“A biohazard bag was used as a precautionary measure, as the cause of death was unknown,” Nielsen explained, adding that they were then transported to the biohazard disposal unit at Schneider Regional Medical Center where they were thrown away.
The next day Lewis and Ruth Gomez, the director of Fish and Wildlife, returned to the scene to check if there were more deceased birds. There was one more deceased bird at the scene that had not been there the day before.
DPNR employees took the pigeon to the V.I. Department of Agriculture on St. Thomas, so it could be sent off for toxicology testing to see if the bird had been poisoned. But the bird wasn’t sent off to the lab on the mainland and has since been disposed of.
Dr. Bethany Bradford, Agriculture’s director of veterinary services that’s located on St. Croix, said she does not have veterinary staff on St. Thomas, so there wasn’t someone available to send the pigeon to the toxicology lab. She also said her department generally handles poultry and livestock cases and that wildlife ones like this aren’t usually its responsibility.
In the future, Bradford hopes there can be more collaboration between her department and others when suspected poisonings occur. She said that other departments can use Agriculture’s account and lab on the mainland for testing, since Agriculture already has an established connection with a reliable lab.
But because of her department’s limited staff and its lack of vets on St. Thomas, Bradford said it would be easier for departments like DPNR to send out their own cases to that mainland lab, especially if an incident happens on St. Thomas or St. John. It wouldn’t make sense to ship them to St. Croix just to mail them off to the mainland, she said.
Bradford said pigeons cannot get avian flu, so it’s more likely but not certain that poisoning was involved in their deaths.
It’s unclear how DPNR will pursue the investigation and prove the birds were indeed poisoned, since all of them have now been disposed of and none were tested for poisoning.

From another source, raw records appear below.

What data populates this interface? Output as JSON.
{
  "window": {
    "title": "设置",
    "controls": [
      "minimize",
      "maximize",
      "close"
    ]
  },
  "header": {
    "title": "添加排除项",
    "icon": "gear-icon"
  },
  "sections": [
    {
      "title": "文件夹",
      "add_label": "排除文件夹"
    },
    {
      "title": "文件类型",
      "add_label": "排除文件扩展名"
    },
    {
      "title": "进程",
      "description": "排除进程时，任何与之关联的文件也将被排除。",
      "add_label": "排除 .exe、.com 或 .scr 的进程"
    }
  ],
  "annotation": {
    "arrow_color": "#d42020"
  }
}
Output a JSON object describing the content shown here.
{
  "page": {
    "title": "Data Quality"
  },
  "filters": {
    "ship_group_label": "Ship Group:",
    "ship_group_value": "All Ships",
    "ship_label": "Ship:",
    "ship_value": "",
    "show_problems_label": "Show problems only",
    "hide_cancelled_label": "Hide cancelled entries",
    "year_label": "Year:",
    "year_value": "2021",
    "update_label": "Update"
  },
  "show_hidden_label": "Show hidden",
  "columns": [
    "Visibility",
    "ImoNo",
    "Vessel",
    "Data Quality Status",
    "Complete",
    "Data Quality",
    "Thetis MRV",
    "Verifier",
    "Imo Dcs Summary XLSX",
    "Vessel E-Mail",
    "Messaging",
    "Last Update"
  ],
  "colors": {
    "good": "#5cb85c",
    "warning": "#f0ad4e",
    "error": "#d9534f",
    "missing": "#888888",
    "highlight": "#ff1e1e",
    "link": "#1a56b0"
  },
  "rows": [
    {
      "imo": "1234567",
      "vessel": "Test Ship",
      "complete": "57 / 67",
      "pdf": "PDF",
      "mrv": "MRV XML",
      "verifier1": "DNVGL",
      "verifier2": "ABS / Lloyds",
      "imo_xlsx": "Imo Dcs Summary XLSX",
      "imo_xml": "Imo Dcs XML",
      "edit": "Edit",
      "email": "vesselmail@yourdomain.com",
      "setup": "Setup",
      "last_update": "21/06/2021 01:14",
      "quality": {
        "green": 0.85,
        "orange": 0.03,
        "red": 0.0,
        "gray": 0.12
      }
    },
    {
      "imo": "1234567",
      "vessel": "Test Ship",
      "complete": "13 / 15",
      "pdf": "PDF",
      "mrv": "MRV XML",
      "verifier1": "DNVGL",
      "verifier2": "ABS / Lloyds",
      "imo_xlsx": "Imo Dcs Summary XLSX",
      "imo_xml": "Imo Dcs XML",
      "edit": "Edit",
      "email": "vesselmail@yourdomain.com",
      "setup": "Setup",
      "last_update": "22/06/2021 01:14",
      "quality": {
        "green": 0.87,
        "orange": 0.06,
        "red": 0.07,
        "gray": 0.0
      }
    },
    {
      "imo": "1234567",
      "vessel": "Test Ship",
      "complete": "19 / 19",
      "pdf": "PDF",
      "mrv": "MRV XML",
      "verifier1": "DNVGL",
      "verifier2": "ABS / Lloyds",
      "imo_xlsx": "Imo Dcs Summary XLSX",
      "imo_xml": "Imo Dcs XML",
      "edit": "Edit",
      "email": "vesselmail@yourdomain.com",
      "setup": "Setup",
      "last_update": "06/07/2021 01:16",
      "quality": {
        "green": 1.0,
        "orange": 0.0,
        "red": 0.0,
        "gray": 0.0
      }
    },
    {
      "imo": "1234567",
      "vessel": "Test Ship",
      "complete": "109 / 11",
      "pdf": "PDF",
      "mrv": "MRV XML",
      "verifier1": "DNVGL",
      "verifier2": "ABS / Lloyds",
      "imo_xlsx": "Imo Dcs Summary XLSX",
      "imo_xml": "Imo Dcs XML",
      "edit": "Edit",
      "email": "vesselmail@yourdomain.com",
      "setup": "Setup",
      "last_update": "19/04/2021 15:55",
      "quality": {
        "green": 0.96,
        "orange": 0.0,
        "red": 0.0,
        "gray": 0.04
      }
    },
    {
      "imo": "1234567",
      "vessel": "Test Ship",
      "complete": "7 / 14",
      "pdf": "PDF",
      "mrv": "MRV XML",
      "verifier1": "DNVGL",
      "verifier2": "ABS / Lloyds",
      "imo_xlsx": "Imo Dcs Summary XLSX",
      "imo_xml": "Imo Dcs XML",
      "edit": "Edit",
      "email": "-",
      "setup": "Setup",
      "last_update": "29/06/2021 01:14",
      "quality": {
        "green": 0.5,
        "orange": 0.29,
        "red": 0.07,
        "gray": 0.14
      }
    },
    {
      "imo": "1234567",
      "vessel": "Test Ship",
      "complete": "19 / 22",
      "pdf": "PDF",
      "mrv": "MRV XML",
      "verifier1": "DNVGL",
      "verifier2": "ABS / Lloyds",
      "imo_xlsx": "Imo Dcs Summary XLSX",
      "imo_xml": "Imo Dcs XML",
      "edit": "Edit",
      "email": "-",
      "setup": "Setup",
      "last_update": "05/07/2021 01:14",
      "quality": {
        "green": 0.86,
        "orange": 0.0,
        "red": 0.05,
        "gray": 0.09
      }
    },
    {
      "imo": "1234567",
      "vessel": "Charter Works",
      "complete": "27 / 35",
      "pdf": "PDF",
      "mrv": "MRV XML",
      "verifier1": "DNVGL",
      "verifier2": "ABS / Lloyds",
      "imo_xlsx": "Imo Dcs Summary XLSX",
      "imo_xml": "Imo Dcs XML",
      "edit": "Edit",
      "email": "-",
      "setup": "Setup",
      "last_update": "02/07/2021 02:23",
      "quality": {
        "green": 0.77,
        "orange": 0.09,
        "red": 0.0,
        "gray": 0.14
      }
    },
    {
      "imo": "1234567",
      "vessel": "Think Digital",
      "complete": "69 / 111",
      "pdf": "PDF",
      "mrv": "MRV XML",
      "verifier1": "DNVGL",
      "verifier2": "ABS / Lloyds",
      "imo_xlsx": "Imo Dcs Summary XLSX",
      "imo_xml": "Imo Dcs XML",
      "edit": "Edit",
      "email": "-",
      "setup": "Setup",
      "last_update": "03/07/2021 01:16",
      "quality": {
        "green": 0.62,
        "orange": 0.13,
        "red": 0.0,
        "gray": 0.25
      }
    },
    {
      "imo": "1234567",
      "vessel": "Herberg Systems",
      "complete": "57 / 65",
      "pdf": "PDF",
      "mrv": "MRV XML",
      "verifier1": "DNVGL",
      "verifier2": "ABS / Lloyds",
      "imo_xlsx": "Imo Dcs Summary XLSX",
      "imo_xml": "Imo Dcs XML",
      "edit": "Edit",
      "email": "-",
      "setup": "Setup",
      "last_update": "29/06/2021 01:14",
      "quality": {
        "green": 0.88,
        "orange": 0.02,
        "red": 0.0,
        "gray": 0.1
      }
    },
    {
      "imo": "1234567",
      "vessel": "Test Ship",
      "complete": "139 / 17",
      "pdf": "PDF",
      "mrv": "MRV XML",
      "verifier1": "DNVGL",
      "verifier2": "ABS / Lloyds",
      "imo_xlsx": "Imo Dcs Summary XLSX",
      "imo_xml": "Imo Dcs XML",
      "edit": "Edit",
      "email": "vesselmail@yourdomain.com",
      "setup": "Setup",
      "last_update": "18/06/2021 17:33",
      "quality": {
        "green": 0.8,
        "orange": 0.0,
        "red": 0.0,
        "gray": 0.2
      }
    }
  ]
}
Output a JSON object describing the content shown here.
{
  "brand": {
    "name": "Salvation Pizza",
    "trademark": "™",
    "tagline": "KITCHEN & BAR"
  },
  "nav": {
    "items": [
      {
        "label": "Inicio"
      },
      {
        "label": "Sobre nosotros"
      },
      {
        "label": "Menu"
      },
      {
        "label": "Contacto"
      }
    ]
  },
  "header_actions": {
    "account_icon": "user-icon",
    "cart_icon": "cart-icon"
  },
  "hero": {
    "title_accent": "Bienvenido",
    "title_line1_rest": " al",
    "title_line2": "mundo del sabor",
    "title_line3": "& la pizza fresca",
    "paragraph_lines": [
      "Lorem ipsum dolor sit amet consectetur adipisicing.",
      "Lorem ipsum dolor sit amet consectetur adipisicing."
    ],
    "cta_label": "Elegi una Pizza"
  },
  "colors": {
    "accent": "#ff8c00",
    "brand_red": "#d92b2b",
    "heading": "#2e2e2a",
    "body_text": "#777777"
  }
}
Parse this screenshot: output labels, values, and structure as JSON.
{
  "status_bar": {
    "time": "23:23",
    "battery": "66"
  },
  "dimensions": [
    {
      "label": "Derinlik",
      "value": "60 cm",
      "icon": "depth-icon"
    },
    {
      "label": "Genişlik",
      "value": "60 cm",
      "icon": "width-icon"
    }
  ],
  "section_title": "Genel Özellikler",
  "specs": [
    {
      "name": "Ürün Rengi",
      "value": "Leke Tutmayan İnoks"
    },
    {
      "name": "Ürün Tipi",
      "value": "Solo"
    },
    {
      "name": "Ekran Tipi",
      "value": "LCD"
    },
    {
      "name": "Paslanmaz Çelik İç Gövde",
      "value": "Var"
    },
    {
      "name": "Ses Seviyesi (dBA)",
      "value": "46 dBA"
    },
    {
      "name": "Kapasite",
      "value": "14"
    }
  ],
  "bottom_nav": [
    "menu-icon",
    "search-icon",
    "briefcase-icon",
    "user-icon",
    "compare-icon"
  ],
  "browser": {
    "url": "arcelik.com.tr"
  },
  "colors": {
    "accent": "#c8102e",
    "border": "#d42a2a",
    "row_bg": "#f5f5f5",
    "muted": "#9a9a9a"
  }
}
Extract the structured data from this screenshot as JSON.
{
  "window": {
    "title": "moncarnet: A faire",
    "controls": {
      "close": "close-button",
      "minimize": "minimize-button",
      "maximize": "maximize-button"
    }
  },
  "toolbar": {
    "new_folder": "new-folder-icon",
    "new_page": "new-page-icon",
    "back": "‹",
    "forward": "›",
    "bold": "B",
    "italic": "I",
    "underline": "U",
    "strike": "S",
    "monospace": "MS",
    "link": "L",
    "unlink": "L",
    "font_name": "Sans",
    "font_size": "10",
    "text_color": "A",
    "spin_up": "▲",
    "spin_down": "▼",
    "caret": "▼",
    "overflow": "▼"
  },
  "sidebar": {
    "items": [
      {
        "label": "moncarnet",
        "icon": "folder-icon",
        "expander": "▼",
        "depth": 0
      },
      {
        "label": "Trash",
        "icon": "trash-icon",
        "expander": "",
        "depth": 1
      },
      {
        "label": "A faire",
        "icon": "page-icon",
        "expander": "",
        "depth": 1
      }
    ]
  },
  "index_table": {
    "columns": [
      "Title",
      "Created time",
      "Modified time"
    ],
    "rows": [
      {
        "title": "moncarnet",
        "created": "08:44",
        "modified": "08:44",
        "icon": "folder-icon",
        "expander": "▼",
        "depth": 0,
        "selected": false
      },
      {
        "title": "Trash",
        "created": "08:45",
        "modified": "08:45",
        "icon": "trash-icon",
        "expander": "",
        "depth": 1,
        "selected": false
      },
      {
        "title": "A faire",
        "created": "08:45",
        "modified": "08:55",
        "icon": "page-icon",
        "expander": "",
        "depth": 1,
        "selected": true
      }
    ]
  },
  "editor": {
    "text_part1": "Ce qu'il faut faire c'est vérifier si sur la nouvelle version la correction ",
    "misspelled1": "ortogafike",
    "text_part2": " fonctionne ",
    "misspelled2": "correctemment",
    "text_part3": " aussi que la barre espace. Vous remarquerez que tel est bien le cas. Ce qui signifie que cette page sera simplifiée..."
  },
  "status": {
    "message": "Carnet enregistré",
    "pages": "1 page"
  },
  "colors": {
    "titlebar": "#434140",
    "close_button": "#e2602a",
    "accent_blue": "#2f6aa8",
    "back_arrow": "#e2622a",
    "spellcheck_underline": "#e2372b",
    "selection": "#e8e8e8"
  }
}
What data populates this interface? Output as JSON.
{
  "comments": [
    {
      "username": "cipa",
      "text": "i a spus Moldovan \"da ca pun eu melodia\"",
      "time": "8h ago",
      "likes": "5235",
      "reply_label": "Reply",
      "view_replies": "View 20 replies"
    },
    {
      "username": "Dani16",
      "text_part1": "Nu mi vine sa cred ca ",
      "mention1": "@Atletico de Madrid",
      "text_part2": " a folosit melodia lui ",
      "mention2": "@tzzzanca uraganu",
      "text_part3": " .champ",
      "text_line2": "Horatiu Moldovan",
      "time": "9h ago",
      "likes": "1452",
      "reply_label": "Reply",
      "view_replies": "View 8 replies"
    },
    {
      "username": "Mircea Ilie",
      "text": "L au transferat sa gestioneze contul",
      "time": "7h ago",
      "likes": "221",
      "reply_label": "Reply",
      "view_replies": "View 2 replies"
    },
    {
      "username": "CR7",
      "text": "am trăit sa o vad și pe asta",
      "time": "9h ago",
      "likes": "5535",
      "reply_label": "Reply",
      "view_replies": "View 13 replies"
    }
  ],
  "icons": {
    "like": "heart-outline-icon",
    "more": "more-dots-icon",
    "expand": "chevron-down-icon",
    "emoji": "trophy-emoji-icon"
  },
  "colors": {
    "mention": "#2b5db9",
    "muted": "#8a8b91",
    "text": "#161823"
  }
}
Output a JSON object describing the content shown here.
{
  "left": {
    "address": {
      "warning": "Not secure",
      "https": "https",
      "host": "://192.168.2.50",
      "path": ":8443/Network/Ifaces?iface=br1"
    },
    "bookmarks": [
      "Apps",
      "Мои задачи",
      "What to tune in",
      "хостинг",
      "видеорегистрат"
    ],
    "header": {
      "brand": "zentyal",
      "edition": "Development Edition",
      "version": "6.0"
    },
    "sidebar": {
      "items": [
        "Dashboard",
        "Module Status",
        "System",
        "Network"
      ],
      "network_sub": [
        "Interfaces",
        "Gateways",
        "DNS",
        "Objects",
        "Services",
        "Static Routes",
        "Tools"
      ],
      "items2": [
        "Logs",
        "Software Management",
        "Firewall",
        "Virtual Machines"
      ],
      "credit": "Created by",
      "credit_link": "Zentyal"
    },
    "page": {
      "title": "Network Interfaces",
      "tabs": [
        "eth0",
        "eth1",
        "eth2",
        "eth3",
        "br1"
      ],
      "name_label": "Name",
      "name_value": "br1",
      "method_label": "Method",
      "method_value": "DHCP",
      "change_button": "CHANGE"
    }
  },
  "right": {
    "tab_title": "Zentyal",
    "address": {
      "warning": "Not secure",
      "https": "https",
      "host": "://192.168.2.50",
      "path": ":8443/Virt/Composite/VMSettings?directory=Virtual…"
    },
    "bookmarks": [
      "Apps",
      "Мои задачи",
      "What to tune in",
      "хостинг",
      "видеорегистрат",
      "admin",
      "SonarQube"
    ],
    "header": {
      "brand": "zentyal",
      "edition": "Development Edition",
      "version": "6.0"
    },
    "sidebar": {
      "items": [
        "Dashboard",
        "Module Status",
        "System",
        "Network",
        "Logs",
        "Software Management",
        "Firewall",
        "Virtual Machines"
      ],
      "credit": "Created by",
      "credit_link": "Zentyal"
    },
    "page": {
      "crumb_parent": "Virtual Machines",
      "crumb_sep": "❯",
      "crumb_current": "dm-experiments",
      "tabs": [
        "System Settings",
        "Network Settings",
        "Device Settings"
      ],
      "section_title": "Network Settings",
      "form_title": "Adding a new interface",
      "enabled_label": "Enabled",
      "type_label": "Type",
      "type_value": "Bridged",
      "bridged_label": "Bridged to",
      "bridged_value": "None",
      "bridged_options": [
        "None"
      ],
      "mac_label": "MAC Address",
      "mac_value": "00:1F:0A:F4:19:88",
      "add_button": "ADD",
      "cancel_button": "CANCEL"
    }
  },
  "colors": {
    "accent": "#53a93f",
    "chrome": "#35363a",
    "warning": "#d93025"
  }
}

According to V.I. Code, in addition to poisoning, illegal animal abuse in the first degree includes any person who maliciously or unnecessarily kills, tortures or wounds any animal, or causes or permits cropping of any animal’s ears or docking of its tail by anyone other than a veterinarian. Using any animal as bait for malicious intent, dog fighting and cockfighting are also punishable by law.